The housing crisis and a pro-development National Planning Policy Framework has amounted to a large loss of Industrial land, yet 11% of London’s economy is based within industrial estates, with 18 million sq ft a year required to keep up with supply and growth.
The de-industrialisation of London is being caused by real estate speculation, rather than the GLA’s predictions of a natural decline in industry output. London’s industry performs unseen and vital functions, with the very fabric of the city produced within it. A city’s make up should not be a purely a residential one.
The Deputy Mayor for Business and Enterprise stated:
“The idea of an industrial park is really a modern phenomenon and what we will return to is a 19th century model, where industry is mixed around housing”
How can we propose a new model of living amongst industry?
Located on an industrial site which has serviced the city since the C17th through farming to provision of construction materials, this scheme looks to explore alternatives ways to bring together industry and residential, creating a factory dwelling.
Typically industrial process is hidden; this project looks to bring it to the forefront, celebrating productive space and supporting the rise of craft and ‘cottage industries’, reconnecting the public to the important role industry plays, through education and the shared knowledge of manufacture.
Location: London, UK
Programme: Residential / Light Industrial
Status: Competition Entry
Client: Architecture Foundation
The project explores the deindustrialisation of London. The site, which has serviced the city since the C17th, will retain its industrial use, yet create a dwelling.
The project proposes a short term ‘holiday’ let in which occupants stay and are charged the production of ceramic tiles which will eventually clad the building.
Central to the design is the kiln, the fire, the traditional heart of home and factory, producing the coloured clay tiles which over the two-year life cycle will complete the building.

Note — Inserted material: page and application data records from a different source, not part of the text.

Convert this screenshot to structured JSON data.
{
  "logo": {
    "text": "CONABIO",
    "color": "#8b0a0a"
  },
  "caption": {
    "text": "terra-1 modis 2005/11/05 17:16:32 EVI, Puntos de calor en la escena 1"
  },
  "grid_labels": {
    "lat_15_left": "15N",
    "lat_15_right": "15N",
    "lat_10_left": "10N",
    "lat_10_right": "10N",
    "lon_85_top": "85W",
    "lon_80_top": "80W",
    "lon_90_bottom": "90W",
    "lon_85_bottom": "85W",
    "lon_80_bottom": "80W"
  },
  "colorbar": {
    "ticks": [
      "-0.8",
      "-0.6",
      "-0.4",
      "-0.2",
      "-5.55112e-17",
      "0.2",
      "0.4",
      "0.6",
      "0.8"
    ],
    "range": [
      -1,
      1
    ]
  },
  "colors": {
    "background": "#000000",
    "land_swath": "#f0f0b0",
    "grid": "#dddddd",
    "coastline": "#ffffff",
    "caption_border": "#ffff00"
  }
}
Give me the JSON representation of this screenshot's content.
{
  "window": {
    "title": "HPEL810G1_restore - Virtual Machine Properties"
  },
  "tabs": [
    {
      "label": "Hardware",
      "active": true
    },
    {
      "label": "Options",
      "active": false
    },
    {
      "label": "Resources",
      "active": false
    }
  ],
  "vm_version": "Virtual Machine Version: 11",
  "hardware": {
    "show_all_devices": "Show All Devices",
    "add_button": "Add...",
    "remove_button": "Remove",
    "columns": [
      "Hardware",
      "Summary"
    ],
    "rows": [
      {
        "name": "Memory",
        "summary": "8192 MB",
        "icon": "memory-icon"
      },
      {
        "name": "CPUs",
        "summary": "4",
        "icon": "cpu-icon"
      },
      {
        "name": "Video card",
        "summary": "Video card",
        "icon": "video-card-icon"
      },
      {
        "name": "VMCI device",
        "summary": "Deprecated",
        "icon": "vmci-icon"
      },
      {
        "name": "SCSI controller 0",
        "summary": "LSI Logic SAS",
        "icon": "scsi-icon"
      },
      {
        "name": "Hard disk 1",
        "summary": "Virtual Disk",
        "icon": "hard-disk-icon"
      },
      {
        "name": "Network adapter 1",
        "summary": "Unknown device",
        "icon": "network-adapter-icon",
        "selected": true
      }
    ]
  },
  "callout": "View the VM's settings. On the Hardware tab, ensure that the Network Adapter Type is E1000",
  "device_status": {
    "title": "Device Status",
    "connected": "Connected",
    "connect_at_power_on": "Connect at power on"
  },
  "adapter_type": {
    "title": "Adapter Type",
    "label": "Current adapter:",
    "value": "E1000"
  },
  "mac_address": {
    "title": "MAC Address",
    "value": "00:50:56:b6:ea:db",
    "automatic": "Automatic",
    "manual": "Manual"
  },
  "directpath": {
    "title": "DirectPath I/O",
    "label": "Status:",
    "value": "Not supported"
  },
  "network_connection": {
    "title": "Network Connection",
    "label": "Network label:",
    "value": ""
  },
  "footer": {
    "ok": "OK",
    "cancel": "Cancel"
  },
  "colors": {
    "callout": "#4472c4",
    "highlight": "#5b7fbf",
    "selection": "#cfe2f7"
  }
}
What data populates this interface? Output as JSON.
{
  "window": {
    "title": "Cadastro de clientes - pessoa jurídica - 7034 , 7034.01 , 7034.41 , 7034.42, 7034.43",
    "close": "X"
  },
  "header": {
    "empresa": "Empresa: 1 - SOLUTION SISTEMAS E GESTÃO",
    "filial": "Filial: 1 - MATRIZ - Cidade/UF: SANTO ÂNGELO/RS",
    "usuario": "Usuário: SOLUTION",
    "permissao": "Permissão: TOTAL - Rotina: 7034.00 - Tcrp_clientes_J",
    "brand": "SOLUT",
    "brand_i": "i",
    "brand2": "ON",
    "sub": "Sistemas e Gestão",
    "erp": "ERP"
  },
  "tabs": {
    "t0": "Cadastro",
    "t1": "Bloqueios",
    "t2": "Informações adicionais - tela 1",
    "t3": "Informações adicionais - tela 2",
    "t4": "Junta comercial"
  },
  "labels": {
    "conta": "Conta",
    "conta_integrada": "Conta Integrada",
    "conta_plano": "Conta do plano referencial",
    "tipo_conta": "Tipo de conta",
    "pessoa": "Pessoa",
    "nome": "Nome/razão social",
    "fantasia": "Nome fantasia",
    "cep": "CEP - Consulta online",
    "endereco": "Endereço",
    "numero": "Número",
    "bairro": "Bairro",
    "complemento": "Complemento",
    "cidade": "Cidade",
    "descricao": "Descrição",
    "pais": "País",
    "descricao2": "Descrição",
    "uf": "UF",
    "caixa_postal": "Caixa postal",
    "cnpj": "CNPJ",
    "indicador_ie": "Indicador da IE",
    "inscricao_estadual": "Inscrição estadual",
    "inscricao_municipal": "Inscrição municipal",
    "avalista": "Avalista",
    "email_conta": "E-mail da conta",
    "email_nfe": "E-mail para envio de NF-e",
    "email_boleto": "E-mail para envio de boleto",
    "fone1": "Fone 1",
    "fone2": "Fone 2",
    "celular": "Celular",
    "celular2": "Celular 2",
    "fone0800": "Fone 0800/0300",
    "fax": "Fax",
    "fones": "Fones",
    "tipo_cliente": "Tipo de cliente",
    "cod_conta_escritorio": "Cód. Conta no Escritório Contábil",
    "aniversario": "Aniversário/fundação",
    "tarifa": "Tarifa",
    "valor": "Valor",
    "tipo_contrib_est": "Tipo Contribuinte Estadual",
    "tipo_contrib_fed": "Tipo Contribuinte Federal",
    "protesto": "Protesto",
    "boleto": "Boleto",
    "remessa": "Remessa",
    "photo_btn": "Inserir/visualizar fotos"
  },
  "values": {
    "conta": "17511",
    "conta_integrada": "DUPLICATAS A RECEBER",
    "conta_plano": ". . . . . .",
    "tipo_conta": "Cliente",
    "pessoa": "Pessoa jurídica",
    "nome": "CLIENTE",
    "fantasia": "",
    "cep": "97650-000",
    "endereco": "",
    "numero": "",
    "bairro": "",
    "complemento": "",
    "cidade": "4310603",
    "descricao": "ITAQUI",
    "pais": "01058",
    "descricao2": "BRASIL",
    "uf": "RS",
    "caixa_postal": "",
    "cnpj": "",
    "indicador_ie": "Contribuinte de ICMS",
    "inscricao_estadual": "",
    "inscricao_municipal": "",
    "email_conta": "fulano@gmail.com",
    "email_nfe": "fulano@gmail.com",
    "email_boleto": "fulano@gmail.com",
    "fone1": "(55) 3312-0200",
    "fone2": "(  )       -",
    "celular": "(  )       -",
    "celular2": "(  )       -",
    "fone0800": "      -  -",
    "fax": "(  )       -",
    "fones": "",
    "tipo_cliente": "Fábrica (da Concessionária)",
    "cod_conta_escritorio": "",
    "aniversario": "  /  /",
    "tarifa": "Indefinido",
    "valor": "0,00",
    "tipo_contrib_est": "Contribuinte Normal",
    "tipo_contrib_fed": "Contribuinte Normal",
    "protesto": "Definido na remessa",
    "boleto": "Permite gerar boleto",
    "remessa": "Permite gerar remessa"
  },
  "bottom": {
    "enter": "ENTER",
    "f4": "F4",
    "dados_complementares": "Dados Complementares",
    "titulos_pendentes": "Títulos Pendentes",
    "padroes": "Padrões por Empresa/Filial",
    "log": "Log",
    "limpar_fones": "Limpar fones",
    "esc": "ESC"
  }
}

The project makes visible the hidden industrial process; celebrating productive space, supporting the rise of craft and reconnecting the public to the important role of industrial production through education and the shared knowledge of manufacture.